Greater focus on academics sought for Welcome Week
First-year students are able to quickly connect and identify with McMaster, but, according to a report reviewing Welcome Week 1999, the transition into a new academic setting isn't as immediate.
The report found 91 per cent of incoming students felt safe and secure at the school during orientation week. Guided by “friendly and well-trained volunteers,” they were able to enjoy meeting new people and opportunities across the campus, through such events as the McMaster Student Union's Clubs Fest.
But many had difficulty with their increased academic burdens. The report found 61 per cent of students thought Welcome Week was least successful in helping them to connect with their Faculty and 62 per cent felt they were not sufficiently prepared for starting classes.
The report was based upon a survey of first-year students. The findings came from 374 respondents, including 206 students in residence. The results were broken down according to individual Faculty and living arrangements.
In presenting the report to Senate on Feb. 9., Mary Keyes, associate vice-president of student affairs, emphasized the need to improve the introduction students receive from their individual Faculty, as well as examine means to improve their readiness to learn. Currently, two late-summer initiatives — a Welcome Day and a day-long course on preparing for academics in university, run by the Centre for Student Development – are available to a limited number of students. Keyes hopes to expand those and create similar programs for all incoming students.
Traditionally, residence activities play a large role in Welcome Week. Keyes is concerned off-campus students are being ignored. “I worry about a student living in a basement room by his or herself at the beginning of their university life,” she said.
The report revealed a desire by off-campus students to find more opportunities to feel at home on campus, to meet other students, and be involved in campus life without necessarily joining a club or group.

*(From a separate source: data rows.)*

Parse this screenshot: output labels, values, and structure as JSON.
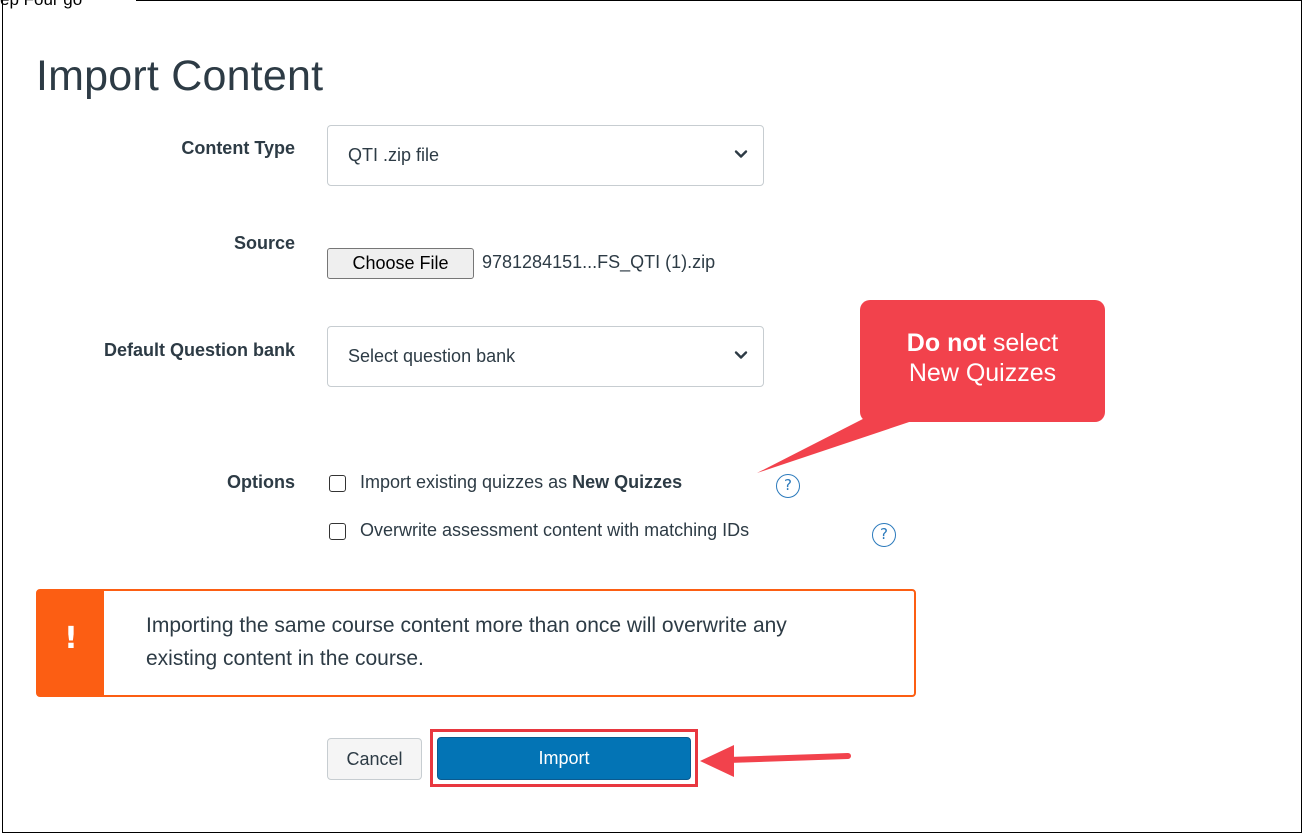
{
  "top_text": "ep Four go",
  "title": "Import Content",
  "form": {
    "content_type": {
      "label": "Content Type",
      "value": "QTI .zip file"
    },
    "source": {
      "label": "Source",
      "button": "Choose File",
      "file_name": "9781284151...FS_QTI (1).zip"
    },
    "question_bank": {
      "label": "Default Question bank",
      "value": "Select question bank"
    },
    "options": {
      "label": "Options",
      "items": [
        {
          "text": "Import existing quizzes as ",
          "bold": "New Quizzes",
          "help": "?"
        },
        {
          "text": "Overwrite assessment content with matching IDs",
          "bold": "",
          "help": "?"
        }
      ]
    }
  },
  "alert": {
    "icon": "!",
    "message": "Importing the same course content more than once will overwrite any existing content in the course."
  },
  "buttons": {
    "cancel": "Cancel",
    "import": "Import"
  },
  "callout": {
    "bold": "Do not",
    "line1_rest": " select",
    "line2": "New Quizzes"
  },
  "colors": {
    "accent": "#0374b5",
    "warning": "#fc5e13",
    "annotation": "#f2424c",
    "text": "#2d3b45"
  },
  "icons": [
    "chevron-down-icon",
    "help-icon",
    "warning-icon",
    "arrow-icon"
  ]
}
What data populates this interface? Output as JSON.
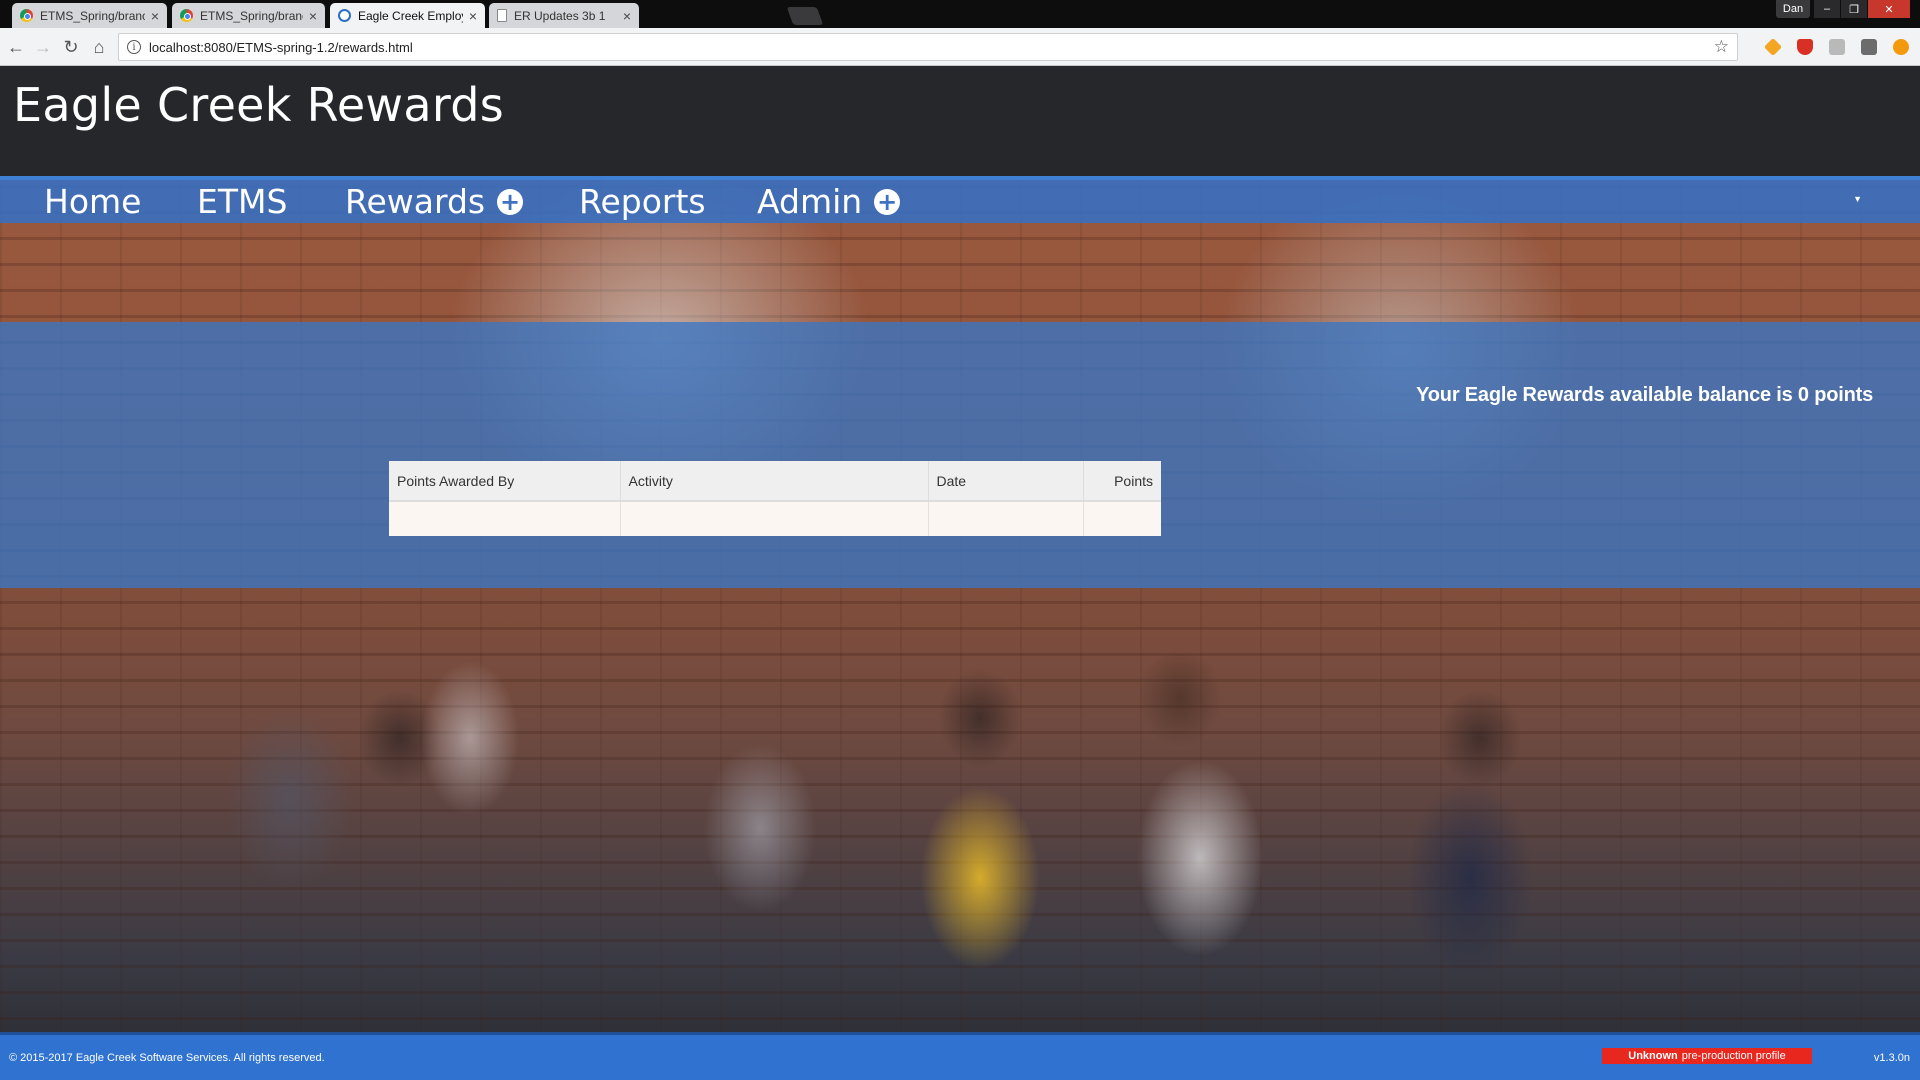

The 33-page report was prepared by the Welcome Week Advisory Council which consisted of students, staff, and faculty members.